• **Aim of the task**
If a line in the data contains "this", copy it out.

• **Web page and app entries**
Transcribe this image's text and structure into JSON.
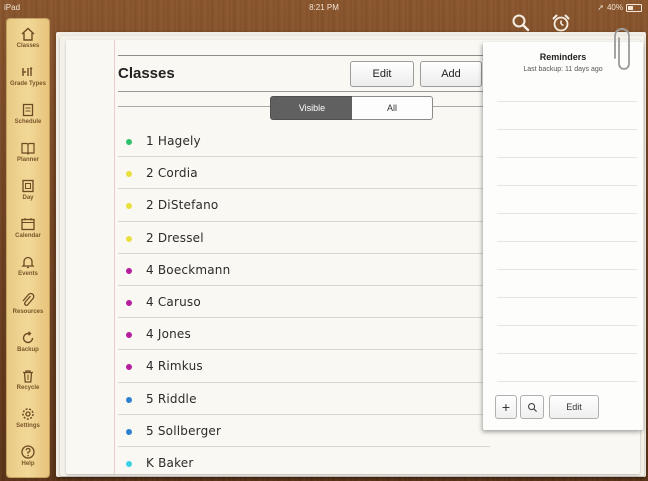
{
  "status_bar": {
    "device": "iPad",
    "time": "8:21 PM",
    "battery": "40%"
  },
  "top_icons": [
    "search-icon",
    "alarm-clock-icon"
  ],
  "sidebar": {
    "items": [
      {
        "label": "Classes",
        "icon": "house-icon"
      },
      {
        "label": "Grade Types",
        "icon": "grade-types-icon"
      },
      {
        "label": "Schedule",
        "icon": "schedule-icon"
      },
      {
        "label": "Planner",
        "icon": "book-icon"
      },
      {
        "label": "Day",
        "icon": "day-icon"
      },
      {
        "label": "Calendar",
        "icon": "calendar-icon"
      },
      {
        "label": "Events",
        "icon": "bell-icon"
      },
      {
        "label": "Resources",
        "icon": "paperclip-icon"
      },
      {
        "label": "Backup",
        "icon": "backup-icon"
      },
      {
        "label": "Recycle",
        "icon": "trash-icon"
      },
      {
        "label": "Settings",
        "icon": "gear-icon"
      },
      {
        "label": "Help",
        "icon": "help-icon"
      }
    ]
  },
  "classes": {
    "title": "Classes",
    "edit_label": "Edit",
    "add_label": "Add",
    "filter": {
      "options": [
        "Visible",
        "All"
      ],
      "selected": "Visible"
    },
    "items": [
      {
        "name": "1 Hagely",
        "color": "#2fc36b"
      },
      {
        "name": "2 Cordia",
        "color": "#e9df3e"
      },
      {
        "name": "2 DiStefano",
        "color": "#e9df3e"
      },
      {
        "name": "2 Dressel",
        "color": "#e9df3e"
      },
      {
        "name": "4 Boeckmann",
        "color": "#b5209d"
      },
      {
        "name": "4 Caruso",
        "color": "#b5209d"
      },
      {
        "name": "4 Jones",
        "color": "#b5209d"
      },
      {
        "name": "4 Rimkus",
        "color": "#b5209d"
      },
      {
        "name": "5 Riddle",
        "color": "#2f7fd1"
      },
      {
        "name": "5 Sollberger",
        "color": "#2f7fd1"
      },
      {
        "name": "K Baker",
        "color": "#3bd0e6"
      }
    ]
  },
  "reminders": {
    "title": "Reminders",
    "last_backup": "Last backup: 11 days ago",
    "add_symbol": "+",
    "edit_label": "Edit"
  }
}
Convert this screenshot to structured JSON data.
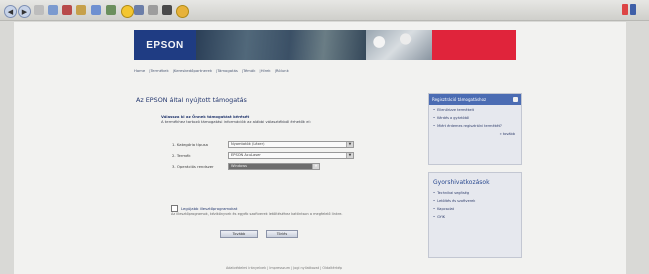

• **Exercise output**
Transcribe this image's text and structure into JSON.
Convert this screenshot to structured JSON data.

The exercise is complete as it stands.